Thursday, March 31, 2011

Trends = :/

Today I was reading my new Writers Market and came across this question in the "Advice from Agents" section. The question was: Is it wise to follow trends?

Here is the answer from Felicia Eth, founder, Felicia Eth. Literary Representation:

It's always temping to write something that seems trendy. Much of this business is about the selling aspect, so writers often think that if they write what publishers seem to be publishing, or what seems to be appearing on bestseller lists, then they have a greater chance of getting a contract--but I honestly don't think it's the wisest way to go. Sure, a writer needs to be aware of what's out there, both so you're not reinventing the wheel (i.e., writing a book that's essentially already been published), as well as so you know how to position your book--but you really need to write what you write best. This means if you've never written for the YA market and have little sense of that audience, then starting now probably doesn't make sense, nor for that matter does reinventing yourself as a political writer if you don't already have a column or blog that's well known in that arena. You're not likely to "fool" publishers simply by trying to do what's hot.

Beyond this though, there's the issue of timing. This is a business where things move slowly, so whatever it is you'd be selling today most likely won't come out for a year to two-and-a-half years. Who know where the market will be at that point? Being conscious of the market is key--but above all, your book needs to be the best it can be. Who knows--maybe it it's terrific, you'll start the next trend

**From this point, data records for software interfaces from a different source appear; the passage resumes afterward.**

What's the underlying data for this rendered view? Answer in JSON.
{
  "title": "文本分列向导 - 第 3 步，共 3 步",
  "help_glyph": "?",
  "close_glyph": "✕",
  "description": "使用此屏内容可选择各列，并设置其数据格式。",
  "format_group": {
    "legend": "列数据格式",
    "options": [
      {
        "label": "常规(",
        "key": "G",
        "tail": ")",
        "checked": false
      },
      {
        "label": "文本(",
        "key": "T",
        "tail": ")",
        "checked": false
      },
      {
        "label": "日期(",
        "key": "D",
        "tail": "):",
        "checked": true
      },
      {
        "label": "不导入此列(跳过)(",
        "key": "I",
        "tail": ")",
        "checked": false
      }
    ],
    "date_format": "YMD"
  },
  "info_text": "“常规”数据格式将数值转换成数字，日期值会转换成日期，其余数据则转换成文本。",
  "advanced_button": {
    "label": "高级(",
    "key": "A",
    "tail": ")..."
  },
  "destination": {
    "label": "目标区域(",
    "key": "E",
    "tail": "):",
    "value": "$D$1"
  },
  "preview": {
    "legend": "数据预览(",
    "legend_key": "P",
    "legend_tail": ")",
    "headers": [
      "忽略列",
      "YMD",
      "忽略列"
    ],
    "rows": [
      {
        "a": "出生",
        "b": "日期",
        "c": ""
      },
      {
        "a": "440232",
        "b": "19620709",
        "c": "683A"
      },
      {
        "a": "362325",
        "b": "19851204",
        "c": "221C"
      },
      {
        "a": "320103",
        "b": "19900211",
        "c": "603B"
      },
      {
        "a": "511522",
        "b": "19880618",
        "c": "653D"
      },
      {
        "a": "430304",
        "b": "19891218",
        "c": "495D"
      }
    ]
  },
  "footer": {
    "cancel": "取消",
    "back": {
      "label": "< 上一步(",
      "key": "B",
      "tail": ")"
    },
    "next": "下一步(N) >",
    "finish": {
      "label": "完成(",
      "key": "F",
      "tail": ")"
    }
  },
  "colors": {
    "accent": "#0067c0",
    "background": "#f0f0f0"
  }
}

This gives me hope, and I've always watched trends and cycles in the literary world. I think everyone has their 'time', obviously Agents can tell this better than writers ourselves. Just because we receive numerous rejections doesn't mean we're bad writers, our books may simply not be ready for the market at the moment. Patience is a virtue, but also torture. So I'll wait.


  1. That's a problem, I think, being aware of trends, trying to follow the market, and trying to gauge when is the PERFECT time to send out queries. The concept you're pitching right now may be the next big hit in five years or so, but it really depends on how much that agent falls in love with it and whether it can sell. It's hard when you're pitching something that may seem "new" to know when the market will be ready for it.

    Like you said, it's torture. Why do we have to depend on the gatekeepers to decide when the world is ready for our work?

  2. I agree! I just wonder how, if agents only accept work they think they can sell, are they going to find that 'next great thing'? I mean, they do obviously at some point. I just feel like a lot of times we're just working with chance, you know? It's all like...a wheel of fortune. :/

  3. This is something I think about a lot. I'm writing a YA book, and lets face it, even writing YA is a trend. Especially paranormal YA, which is what I'm writing. So I already face an uphill battle as the market gets more and more saturated with mediocre copies of the first few great books (remember chick lit?). By the time this book come out (thinking very optimistically) readers as a whole might be completely over the genre.

    Unfortunately I'm not writing it because it's a trend. I'm writing it because I'm fascinated with the subject, have a degree in religion, and think I might be able to add something new and fresh. Whether or not anyone else agrees is the risk we take as writers, I guess. Writing what's inside of us, in spite of trends - whether we're bucking them or following them - is what matters.

    Also, you were born a day after me (oh, and over a decade later, but lets not quibble). Go Taurus! And isn't that Shakespeare's birthday as well? A most auspicious day to be born!

  4. Why yes it is!! I've always felt that was a sign I was meant to be a writer. =P Taurus is pretty epic, also, people with April birthdays, in my opinion, are as well.

    Thank you for what you've said! I definitely agree! And I'm fascinated by your degree in religion! I've always been interested in religion, that's one reason I'm studying history. That being said, I'm very excited to see what you've brought to your YA novel!!

    Anyways, I do agree. I've had such a passion for these books, I just want people to read them, you know? This idea of trends has always scared me though, cause most of my rejections say "I don't feel this is right for the market at this moment" or something to that affect. I haven't quit trying though! I feel like everyone breaks through at some point, and that starts a new trend.